> **Task**:
Write out every line below again exactly as it stands, skipping each image.

> **Exercise data**:
◆ ◆ ◆ ◆ ◆

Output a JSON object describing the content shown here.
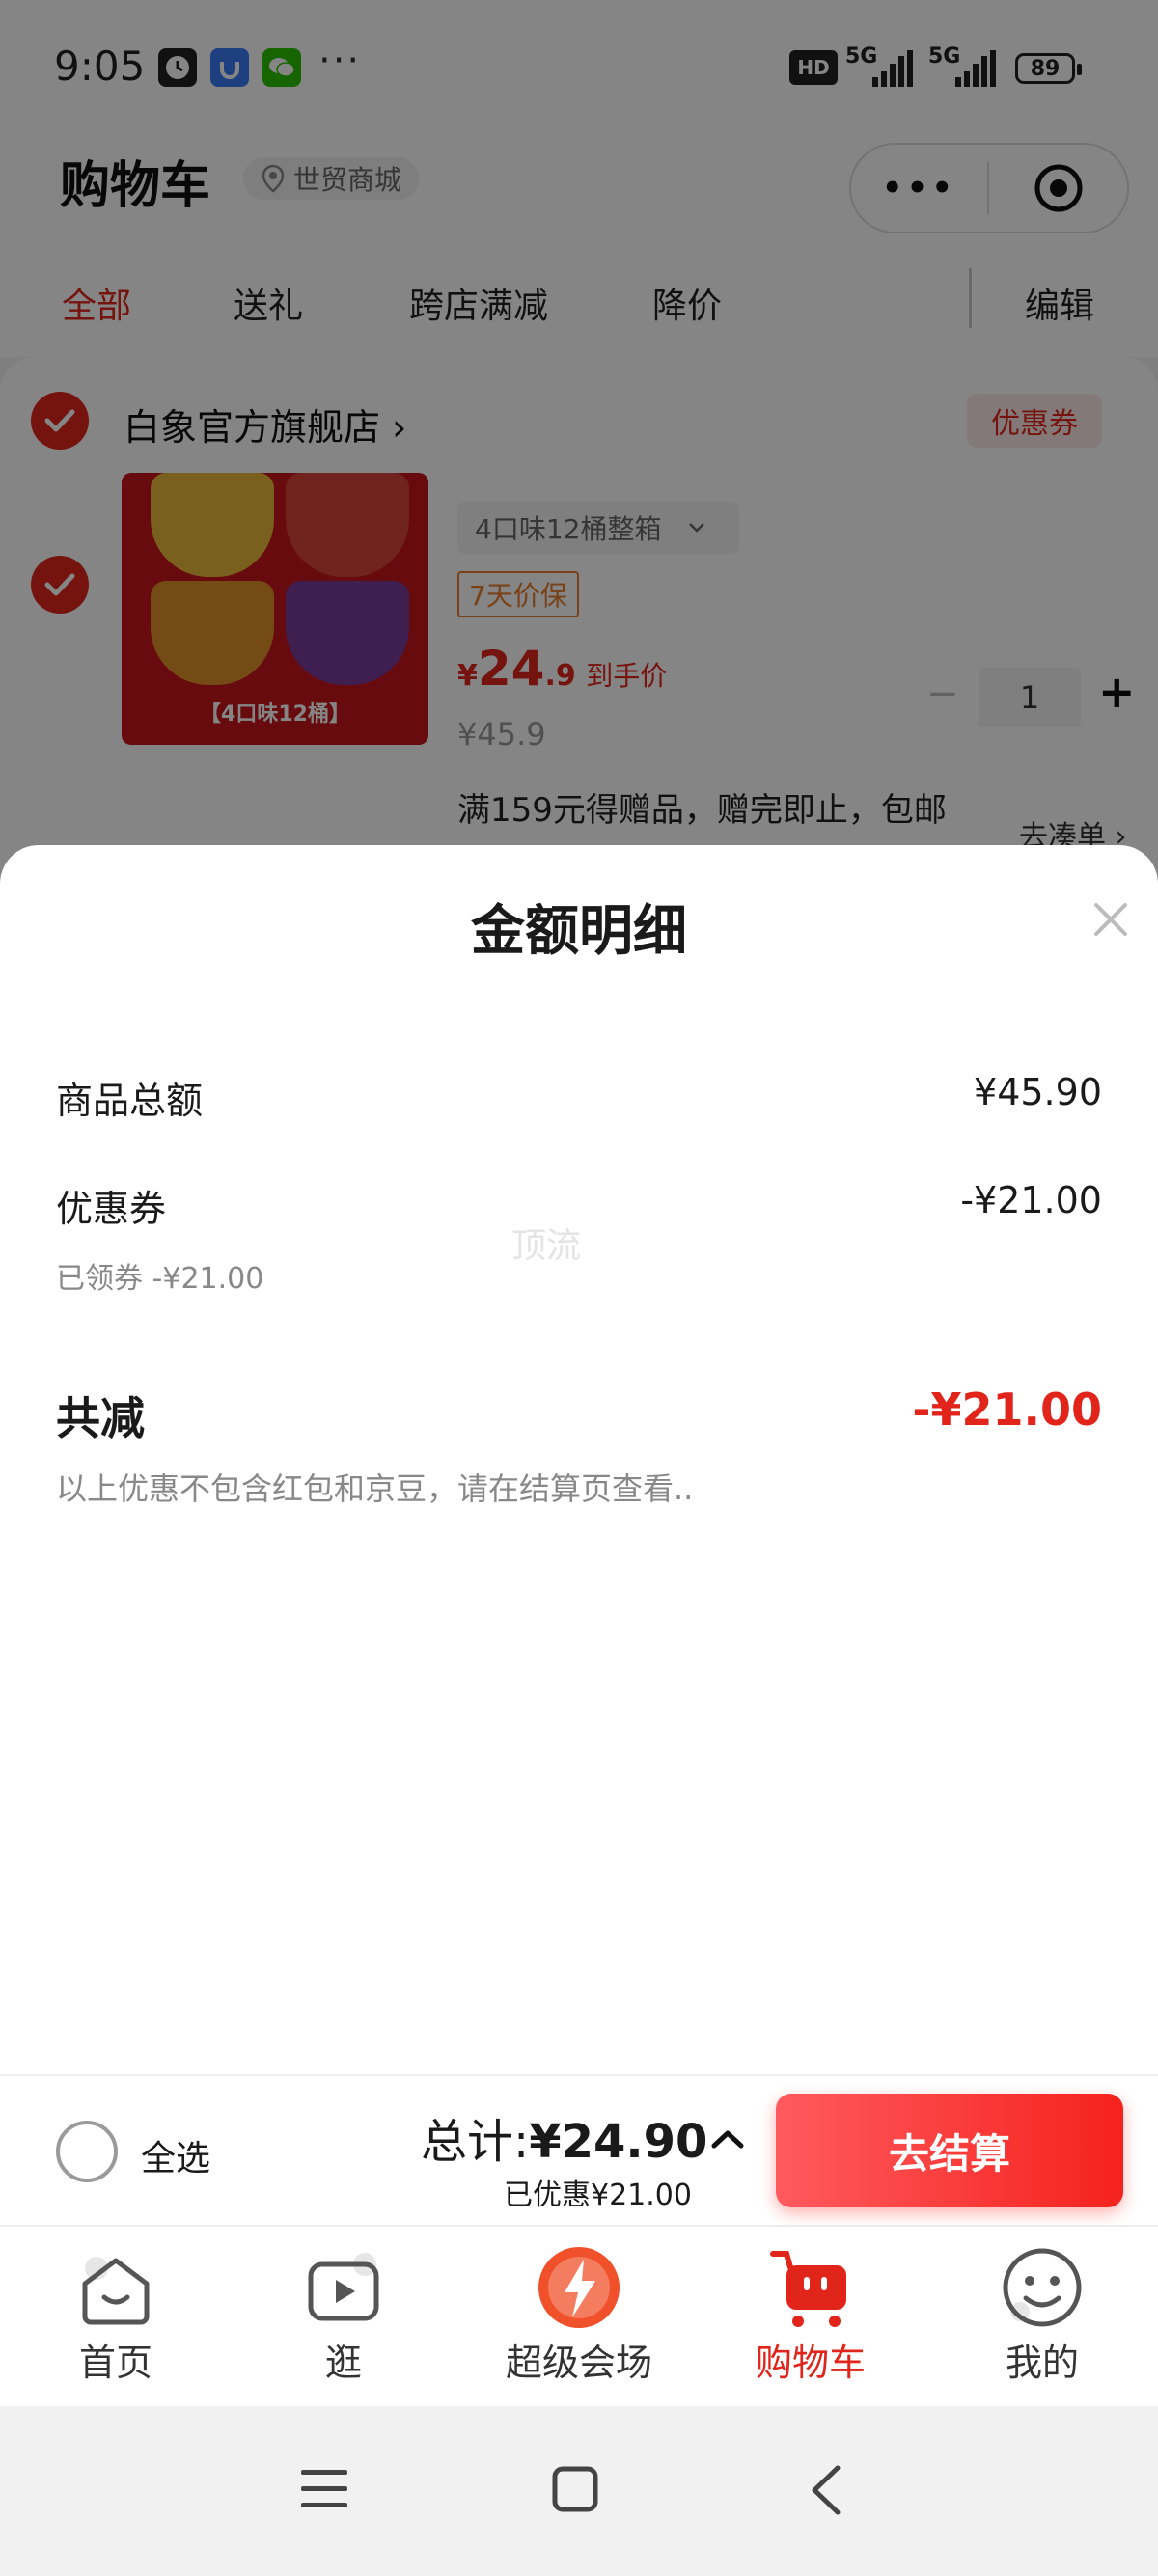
{
  "status_bar": {
    "time": "9:05",
    "dots": "···",
    "signal_1": "5G",
    "signal_2": "5G",
    "hd_label": "HD",
    "battery": "89"
  },
  "header": {
    "title": "购物车",
    "location": "世贸商城",
    "tabs": [
      {
        "label": "全部",
        "active": true
      },
      {
        "label": "送礼"
      },
      {
        "label": "跨店满减"
      },
      {
        "label": "降价"
      }
    ],
    "edit_label": "编辑"
  },
  "cart": {
    "store_name": "白象官方旗舰店",
    "store_arrow": "›",
    "coupon_label": "优惠券",
    "product": {
      "image_label": "【4口味12桶】",
      "variant": "4口味12桶整箱",
      "guarantee": "7天价保",
      "currency": "¥",
      "price_int": "24",
      "price_dec": ".9",
      "price_note": "到手价",
      "original_price": "¥45.9",
      "quantity": "1",
      "minus": "−",
      "plus": "+",
      "promo": "满159元得赠品，赠完即止，包邮",
      "promo_link": "去凑单 ›"
    }
  },
  "sheet": {
    "title": "金额明细",
    "rows": [
      {
        "label": "商品总额",
        "value": "¥45.90"
      },
      {
        "label": "优惠券",
        "value": "-¥21.00",
        "sub": "已领券 -¥21.00"
      }
    ],
    "watermark": "顶流",
    "total_label": "共减",
    "total_value": "-¥21.00",
    "note": "以上优惠不包含红包和京豆，请在结算页查看.."
  },
  "checkout": {
    "select_all": "全选",
    "total_prefix": "总计:",
    "total_amount": "¥24.90",
    "saved": "已优惠¥21.00",
    "pay_button": "去结算"
  },
  "tabbar": {
    "items": [
      {
        "label": "首页",
        "icon": "home-icon"
      },
      {
        "label": "逛",
        "icon": "play-icon"
      },
      {
        "label": "超级会场",
        "icon": "super-venue-icon"
      },
      {
        "label": "购物车",
        "icon": "cart-icon",
        "active": true
      },
      {
        "label": "我的",
        "icon": "profile-icon"
      }
    ]
  },
  "colors": {
    "accent": "#e1251b",
    "pay_button": "#f5221c",
    "overlay": "rgba(0,0,0,0.48)"
  }
}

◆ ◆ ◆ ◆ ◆

> **Answer box**:
Output a JSON object describing the content shown here.
{
  "status_bar": {
    "time": "9:05",
    "dots": "···",
    "signal_1": "5G",
    "signal_2": "5G",
    "hd_label": "HD",
    "battery": "89"
  },
  "header": {
    "title": "购物车",
    "location": "世贸商城",
    "tabs": [
      {
        "label": "全部",
        "active": true
      },
      {
        "label": "送礼"
      },
      {
        "label": "跨店满减"
      },
      {
        "label": "降价"
      }
    ],
    "edit_label": "编辑"
  },
  "cart": {
    "store_name": "白象官方旗舰店",
    "store_arrow": "›",
    "coupon_label": "优惠券",
    "product": {
      "image_label": "【4口味12桶】",
      "variant": "4口味12桶整箱",
      "guarantee": "7天价保",
      "currency": "¥",
      "price_int": "24",
      "price_dec": ".9",
      "price_note": "到手价",
      "original_price": "¥45.9",
      "quantity": "1",
      "minus": "−",
      "plus": "+",
      "promo": "满159元得赠品，赠完即止，包邮",
      "promo_link": "去凑单 ›"
    }
  },
  "sheet": {
    "title": "金额明细",
    "rows": [
      {
        "label": "商品总额",
        "value": "¥45.90"
      },
      {
        "label": "优惠券",
        "value": "-¥21.00",
        "sub": "已领券 -¥21.00"
      }
    ],
    "watermark": "顶流",
    "total_label": "共减",
    "total_value": "-¥21.00",
    "note": "以上优惠不包含红包和京豆，请在结算页查看.."
  },
  "checkout": {
    "select_all": "全选",
    "total_prefix": "总计:",
    "total_amount": "¥24.90",
    "saved": "已优惠¥21.00",
    "pay_button": "去结算"
  },
  "tabbar": {
    "items": [
      {
        "label": "首页",
        "icon": "home-icon"
      },
      {
        "label": "逛",
        "icon": "play-icon"
      },
      {
        "label": "超级会场",
        "icon": "super-venue-icon"
      },
      {
        "label": "购物车",
        "icon": "cart-icon",
        "active": true
      },
      {
        "label": "我的",
        "icon": "profile-icon"
      }
    ]
  },
  "colors": {
    "accent": "#e1251b",
    "pay_button": "#f5221c",
    "overlay": "rgba(0,0,0,0.48)"
  }
}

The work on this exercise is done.